When you store a battery in a location with very low or high temperatures, the internal chemistry of the battery is affected. Such a battery may not last long if they are not stored appropriately.
How to Maintain a Battery
Tips for maintaining a battery are pretty much the same for every type. Here are some important ones you should note:
1. Avoid complete drains
A complete drain occurs when your battery goes from being fully (100%) charged to having no charge (0%). If this happens, it means the battery has lost one cycle count.
Always plug in your phone once it approaches the 30% or 40% mark to avoid this and lengthen how long it takes for a cycle count. For car owners (with no percentage display for their battery), idle charging once every two weeks should do the trick.
2. Avoid overcharging
As much as it makes sense not to give room for a complete drain, it is not a license to overcharge your battery. Once a battery is fully charged, you must unplug it immediately.
Leaving it plugged at 100% and engaging the phone is not a good practice as it shortens its lifespan. Phone manufacturers recommend unplugging at anywhere between 80% to 90%.
3. Engage in slow charging more
Fast charging options or chargers are ideal for occasional use, especially when you’re not in a hurry. Unfortunately, most phone users turn to this option all the time.

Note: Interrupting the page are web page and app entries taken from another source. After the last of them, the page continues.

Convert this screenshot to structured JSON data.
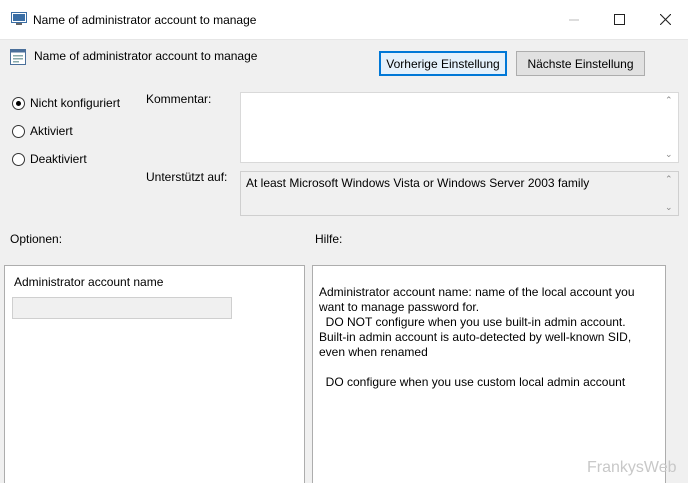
{
  "window": {
    "title": "Name of administrator account to manage",
    "minimize_icon": "minimize-icon",
    "maximize_icon": "maximize-icon",
    "close_icon": "close-icon"
  },
  "header": {
    "title": "Name of administrator account to manage",
    "icon": "policy-settings-icon"
  },
  "nav": {
    "prev_label": "Vorherige Einstellung",
    "next_label": "Nächste Einstellung"
  },
  "state": {
    "options": [
      {
        "label": "Nicht konfiguriert",
        "checked": true
      },
      {
        "label": "Aktiviert",
        "checked": false
      },
      {
        "label": "Deaktiviert",
        "checked": false
      }
    ]
  },
  "comment": {
    "label": "Kommentar:",
    "value": ""
  },
  "supported": {
    "label": "Unterstützt auf:",
    "value": "At least Microsoft Windows Vista or Windows Server 2003 family"
  },
  "options": {
    "label": "Optionen:",
    "field_label": "Administrator account name",
    "field_value": ""
  },
  "help": {
    "label": "Hilfe:",
    "text": "Administrator account name: name of the local account you want to manage password for.\n  DO NOT configure when you use built-in admin account. Built-in admin account is auto-detected by well-known SID, even when renamed\n\n  DO configure when you use custom local admin account"
  },
  "watermark": "FrankysWeb"
}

Fast charging is similar to putting your battery on steroids. At some point, side effects will ensue. To avoid damaging or drastically reducing the lifespan of your battery, do more slow charging.
4. Turn off power-sucking features
It is very important to turn off features like WiFi or Bluetooth when they are not in use. These features drain batteries when they scan for networks or devices nearby.
Hence, you should only activate these features when you need them and switch them off once you are done.
How much mAh is A good battery for a power bank?
A power bank with mAh between 3,000 to 5,000 can help you or support routine use on devices like smartphones and laptops.
Heavy users, however, should opt for a slightly higher battery capacity like 7,000 to 10,000 mAh.
How much mAh battery is best for mobile?
Mobile phones with 3,000 mAh and above usually have great charge retention.
They should have no problem seeing you through your daily routines in their early days.
How long does a 5,000 mAh battery last?
A fully charged or close to a full charge 5,000 mAh battery should last about a day and a half with moderate use.
It should still last up to a day or close under heavy use.
The capacity of a battery is measured in mAh, or milliampere hours. It denotes the constant current the battery can provide for one hour before depletion.
This means a battery with higher mAh will likely outlast the ones with a smaller capacity if exposed to the same usage and condition. Other factors that can affect the lifespan of a battery include age and overcharging.
I hope you found this guide helpful. To better understand the relationship between the lifespan of a battery and its cycle, check out my guide on the meaning of battery cycle count and how to identify it.
Thanks for reading.